Friday, January 17, 2014

Puerto Rico: US Congress Expected to Fund Referendum on Statehood, Alternatives

According to EFE, the US House of Representatives’ approval of a budgetary line item to provide funding for a referendum supervised by Washington on Puerto Rico’s legal status is considered historic by pro-statehood parties in the island.

It is expected that the Senate will approve the budget bill in the next few days.

Pedro Pierluisi, whose opposition party, the New Progressive Party (NPP), is in favor of making Puerto Rico the 51st state, said that late Wednesday evening (January 15) the House approved the allocation of $2.5 million to organize the referendum. 

The funding has no deadline or time limit and is subject to the requirement that the funds also be used to inform and educate the Puerto Rican public about the different options among which they will be allowed to choose.

The referendum will consult Puerto Ricans about their opinions on the island’s relationship with Washington and will be conditional upon the US Department of Justice approving the results of the referendum, so that it can be guaranteed that the phrasing of the questions adheres to the Constitution.

COMMENT: Incumbent Governor Alejandro García Padilla, who is also the leader of Puerto Rico’s other main party, the Popular Democratic Party (PDP), favors maintaining the island’s status as a Free Associated State, or Commonwealth, of the US.

The US invaded Puerto Rico during the Spanish-American War.

Island residents were granted US citizenship in 1917, but they cannot vote in presidential elections, though Puerto Ricans living in the continental United States can.
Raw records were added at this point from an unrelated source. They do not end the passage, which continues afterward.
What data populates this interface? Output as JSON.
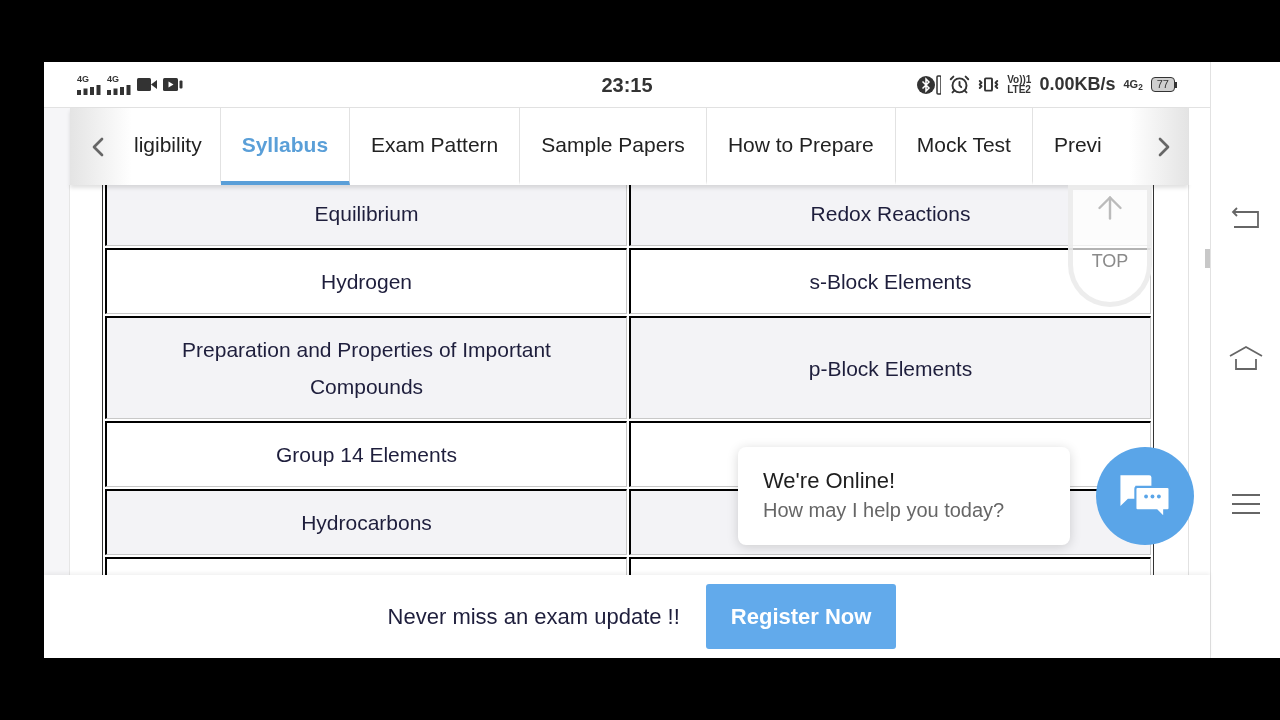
{
  "status_bar": {
    "networks": [
      {
        "label": "4G"
      },
      {
        "label": "4G"
      }
    ],
    "time": "23:15",
    "volte": {
      "line_1": "Vo))1",
      "line_2": "LTE2"
    },
    "speed": "0.00KB/s",
    "network_2": "4G$_{2}$",
    "battery": "77"
  },
  "tabs": [
    {
      "label": "ligibility",
      "selected": false
    },
    {
      "label": "Syllabus",
      "selected": true
    },
    {
      "label": "Exam Pattern",
      "selected": false
    },
    {
      "label": "Sample Papers",
      "selected": false
    },
    {
      "label": "How to Prepare",
      "selected": false
    },
    {
      "label": "Mock Test",
      "selected": false
    },
    {
      "label": "Previ",
      "selected": false
    }
  ],
  "scroll_top": {
    "label": "TOP"
  },
  "table": {
    "rows": [
      {
        "cells": [
          "Equilibrium",
          "Redox Reactions"
        ]
      },
      {
        "cells": [
          "Hydrogen",
          "s-Block Elements"
        ]
      },
      {
        "cells": [
          "Preparation and Properties of Important Compounds",
          "p-Block Elements"
        ]
      },
      {
        "cells": [
          "Group 14 Elements"
        ]
      },
      {
        "cells": [
          "Hydrocarbons"
        ]
      }
    ]
  },
  "chat": {
    "title": "We're Online!",
    "message": "How may I help you today?"
  },
  "footer": {
    "text": "Never miss an exam update !!",
    "button": "Register Now"
  }
}
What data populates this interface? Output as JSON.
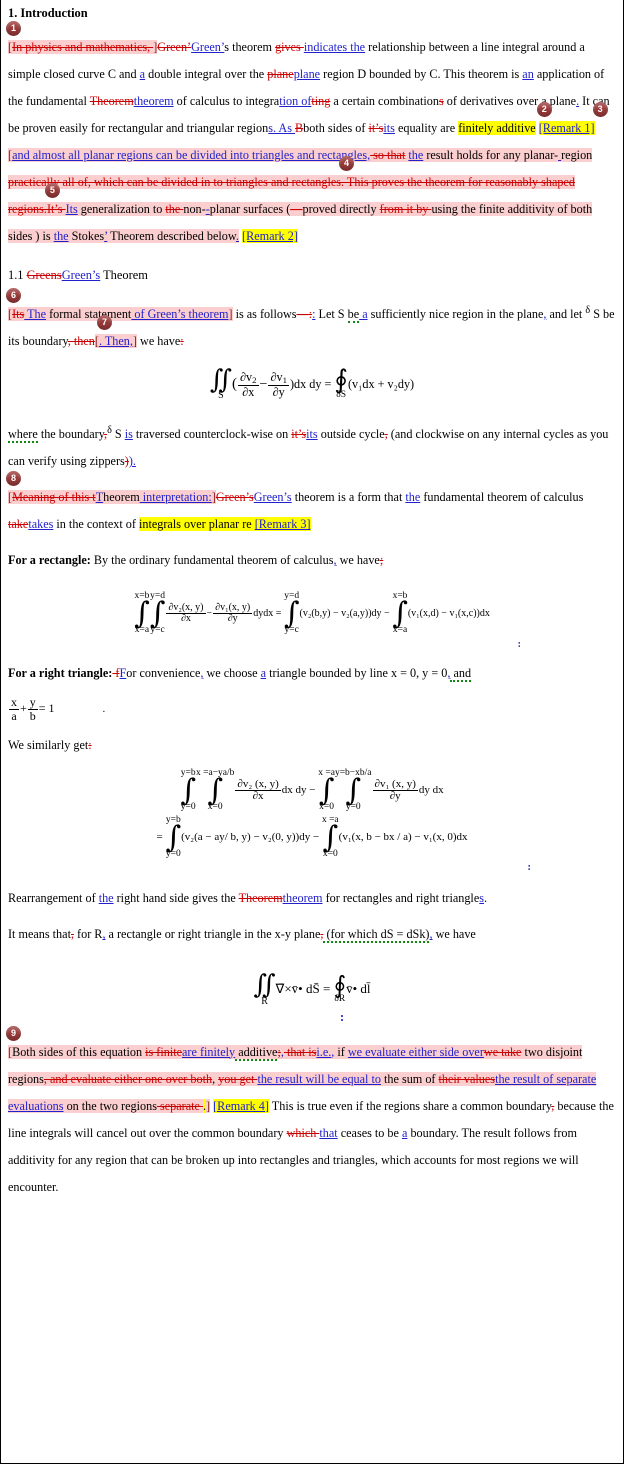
{
  "document": {
    "section_title": "1. Introduction",
    "subsection_title_pre": "1.1 ",
    "subsection_del": "Greens",
    "subsection_ins": "Green’s",
    "subsection_post": " Theorem"
  },
  "markers": {
    "m1": "1",
    "m2": "2",
    "m3": "3",
    "m4": "4",
    "m5": "5",
    "m6": "6",
    "m7": "7",
    "m8": "8",
    "m9": "9"
  },
  "remarks": {
    "r1": "[Remark 1]",
    "r2": "[Remark 2]",
    "r3": "[Remark 3]",
    "r4": "[Remark 4]"
  },
  "p1": {
    "del_in_physics": "In physics and mathematics, ",
    "del_green": "Green’",
    "ins_green": "Green’",
    "t_s_theorem": "s theorem ",
    "del_gives": "gives ",
    "ins_indicates": "indicates the",
    "t_rel": " relationship between a line integral around a simple closed curve C and ",
    "ins_a": "a",
    "t_double": " double integral over the ",
    "del_plane": "plane",
    "ins_plane": "plane",
    "t_region_d": " region D bounded by C. This theorem is ",
    "ins_an": "an",
    "t_application": " application of the fundamental ",
    "del_theorem_cap": "Theorem",
    "ins_theorem": "theorem",
    "t_of_calculus": " of calculus to integra",
    "ins_tion_of": "tion of",
    "del_ting": "ting",
    "t_certain": " a certain combination",
    "del_s": "s",
    "t_of_derivs": " of derivatives over a plane",
    "ins_period": ".",
    "t_can_be_proven": " It can be proven easily for rectangular and triangular region",
    "ins_s_period": "s.",
    "ins_as": " As ",
    "del_B": "B",
    "t_both_sides": "both sides of ",
    "del_its_apos": "it’s",
    "ins_its": "its",
    "t_equality_are": " equality are ",
    "hl_finitely_additive": "finitely additive",
    "ins_and_almost": "and almost all planar regions can be divided into triangles and rectangles,",
    "del_so_that": " so that",
    "ins_the": "the",
    "t_result_holds": " result holds for any planar-",
    "ins_space": " ",
    "t_region": "region",
    "del_practically": " practically  all  of,  which  can  be  divided in to triangles and rectangles",
    "del_this_proves": ". This proves     the theorem for reasonably shaped regions.",
    "del_its_apo": "It’s ",
    "ins_Its": "Its",
    "t_generalization": " generalization to ",
    "del_the": "the ",
    "t_non": "non-",
    "ins_hyphen": "-",
    "t_planar_surfaces": "planar surfaces (",
    "del_dash": "—",
    "t_proved_directly": "proved directly ",
    "del_from_it_by": "from it by ",
    "t_using_finite": "using the finite additivity of both sides ) is ",
    "ins_the2": "the",
    "t_stokes": " Stokes",
    "ins_apos": "’",
    "t_theorem_below": " Theorem described below",
    "ins_dot": "."
  },
  "p2": {
    "del_its": "Its",
    "ins_the": " The",
    "t_formal": " formal statement",
    "ins_of_greens": " of Green’s theorem",
    "t_is_as_follows": " is as follows",
    "del_dash": "—",
    "del_colon": ":",
    "ins_colon": ":",
    "t_let_s": " Let S ",
    "t_be": "be",
    "ins_a": " a",
    "t_suff": " sufficiently nice region in the plane",
    "ins_comma": ",",
    "t_and_let": " and let ",
    "t_delta": "δ",
    "t_s_be_boundary": " S be its boundary",
    "del_then": ", then",
    "ins_then": ". Then,",
    "t_we_have": " we have",
    "del_colon2": ":"
  },
  "eq1": {
    "lhs_dbl": "∬",
    "lhs_sub": "S",
    "num1": "∂v",
    "num1sub": "2",
    "den1": "∂x",
    "num2": "∂v",
    "num2sub": "1",
    "den2": "∂y",
    "dxdy": ")dx dy",
    "eq": "=",
    "oint": "∮",
    "oint_sub": "δS",
    "rhs": "(v₁dx + v₂dy)"
  },
  "p3": {
    "t_where": "where",
    "t_the_boundary": " the boundary",
    "del_comma": ",",
    "t_delta_s": " δ S ",
    "ins_is": "is",
    "t_traversed": " traversed counterclock-wise on ",
    "del_its": "it’s",
    "ins_its": "its",
    "t_outside_cycle": " outside cycle",
    "del_comma2": ",",
    "t_and_clockwise": " (and clockwise on any internal cycles as you can verify using zippers",
    "del_paren": ")",
    "ins_paren": ")."
  },
  "p4": {
    "del_meaning": "Meaning of this t",
    "ins_T": "T",
    "t_heorem": "heorem",
    "ins_interpretation": " interpretation:",
    "del_greens": "Green’s",
    "ins_greens": "Green’s",
    "t_theorem_is": " theorem is a form that ",
    "ins_the": "the",
    "t_fundamental": " fundamental theorem of calculus ",
    "del_take": "take",
    "ins_takes": "takes",
    "t_in_context": " in the context of ",
    "hl_integrals": "integrals over planar re"
  },
  "p5": {
    "lead": "For a rectangle:",
    "t_by_ordinary": " By the ordinary fundamental theorem of calculus",
    "ins_comma": ",",
    "t_we_have": " we have",
    "del_semicolon": ";"
  },
  "eq2": {
    "i1_top": "x=b",
    "i1_bot": "x=a",
    "i2_top": "y=d",
    "i2_bot": "y=c",
    "num1": "∂v₂(x, y)",
    "den1": "∂x",
    "minus": "−",
    "num2": "∂v₁(x, y)",
    "den2": "∂y",
    "dydx": "dydx",
    "eq": "=",
    "i3_top": "y=d",
    "i3_bot": "y=c",
    "term1": "(v₂(b,y) − v₂(a,y))dy",
    "minus2": "−",
    "i4_top": "x=b",
    "i4_bot": "x=a",
    "term2": "(v₁(x,d) − v₁(x,c))dx",
    "trailing_colon": ":"
  },
  "p6": {
    "lead": "For a right triangle:",
    "del_f": " f",
    "ins_F": "F",
    "t_or_conv": "or convenience",
    "ins_comma": ",",
    "t_we_choose": " we choose ",
    "ins_a": "a",
    "t_triangle": " triangle bounded by line x = 0, y = 0",
    "ins_comma2": ",",
    "t_and": " and"
  },
  "eq3": {
    "num_x": "x",
    "den_a": "a",
    "plus": "+",
    "num_y": "y",
    "den_b": "b",
    "eq": "= 1",
    "trailing_dot": "."
  },
  "p7": {
    "t_we_similarly": "We similarly  get",
    "del_colon": ":"
  },
  "eq4": {
    "i1_top": "y=b",
    "i1_bot": "y=0",
    "i2_top": "x =a−ya/b",
    "i2_bot": "x=0",
    "num1": "∂v₂ (x, y)",
    "den1": "∂x",
    "dxdy": "dx dy",
    "minus": "−",
    "i3_top": "x =a",
    "i3_bot": "x=0",
    "i4_top": "y=b−xb/a",
    "i4_bot": "y=0",
    "num2": "∂v₁ (x, y)",
    "den2": "∂y",
    "dydx": "dy dx",
    "eq": "=",
    "i5_top": "y=b",
    "i5_bot": "y=0",
    "term1": "(v₂(a − ay/ b, y) − v₂(0, y))dy",
    "minus2": "−",
    "i6_top": "x =a",
    "i6_bot": "x=0",
    "term2": "(v₁(x, b − bx / a) − v₁(x, 0)dx",
    "trailing_colon": ":"
  },
  "p8": {
    "t_rearrangement": "Rearrangement of ",
    "ins_the": "the",
    "t_rhs": " right hand side gives the ",
    "del_theorem": "Theorem",
    "ins_theorem": "theorem",
    "t_for_rect": " for rectangles and right triangle",
    "ins_s": "s",
    "t_period": "."
  },
  "p9": {
    "t_it_means": "It means that",
    "del_comma": ",",
    "t_for_r": " for R",
    "ins_comma": ",",
    "t_a_rect": " a rectangle or right triangle in the x-y plane",
    "del_comma2": ",",
    "t_for_which": " (for which dS = dSk)",
    "ins_comma2": ",",
    "t_we_have": " we have"
  },
  "eq5": {
    "dbl": "∬",
    "dbl_sub": "R",
    "grad": "∇̄",
    "times": "×",
    "v": "v̄",
    "dot": "•",
    "ds": "dS̄",
    "eq": "=",
    "oint": "∮",
    "oint_sub": "δR",
    "v2": "v̄",
    "dot2": "•",
    "dl": "dl̄",
    "trailing_colon": ":"
  },
  "p10": {
    "t_both_sides": "Both sides of this equation ",
    "del_is_finite": "is finite",
    "ins_are_finitely": "are finitely",
    "t_additive": " additive",
    "del_semicolon": ";",
    "ins_comma": ",",
    "del_that_is": " that is",
    "ins_ie": "i.e.",
    "ins_comma2": ",",
    "t_if": " if ",
    "ins_we_eval": "we evaluate either side over",
    "del_we_take": "we take",
    "t_two_disjoint": " two disjoint regions",
    "del_and_eval": ", and evaluate either one over both",
    "t_comma": ", ",
    "del_you_get": "you get ",
    "ins_result_will_be": "the result will be equal to",
    "t_the_sum_of": " the sum of ",
    "del_their_values": "their values",
    "ins_result_of_sep": "the result of separate evaluations",
    "t_on_two": " on the two regions",
    "del_separate": " separate    ",
    "hl_dot": ".",
    "t_this_is_true": " This is true even if the regions share a common boundary",
    "del_comma3": ",",
    "t_because": " because the line integrals will cancel out over the common boundary ",
    "del_which": "which ",
    "ins_that": "that",
    "t_ceases": " ceases to be ",
    "ins_a": "a",
    "t_boundary": " boundary. The result follows from additivity for any region that can be broken up into rectangles and triangles, which accounts for most regions we will encounter."
  },
  "colors": {
    "deletion": "#cc0000",
    "insertion": "#2222cc",
    "highlight": "#ffff00",
    "changed_block": "#fbcfcf",
    "marker_bg": "#9d3b3b"
  }
}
Since 1952, the island has been a Free Associated State of the United States, an unincorporated territory with broad internal autonomy.

Fifty-four percent of Puerto Rican voters supported a change in status in a non-binding referendum coinciding with the November 2012 gubernatorial election.

The ballot consisted of two questions.

Sixty-one percent of those who answered the second question favored statehood over the other two choices: enhanced commonwealth status – the PPD’s proposal – or independence.

More than 460,000 Puerto Ricans who voted on the first status question did not respond to the second question, thus nullifying the results.

Pierluisi is of the opinion that the only possible options for Puerto Rico’s future status are US statehood or independence.

One can only hope that the incumbent governor, who opposes statehood, and the NPP, who is in favor of statehood, will ensure that the referendum is objectively implemented, although given the fact that Washington, DC has rendered lobbying a global art-form, a truly fair referendum is unlikely.

From a law enforcement standpoint, the fact that Puerto Rico has a crime rate DOUBLE that of Chicago, IL—the highest crime rate in the US Mainland—and a homicide clearance rate of only 25% suggests that making Puerto Rico the 51st state would be an unwise decision.

With all of the US’ challenges under the Obama Administration, adding Puerto Rico as the 51st state would simply exasperate Washington’s already overloaded political agenda.

Of course, given the fact that 75% of the Latin vote cast their vote for President Obama in the last presidential election, suggests that it is in the Democratic Party’s best interest to see Puerto Rico becoming the 51st state.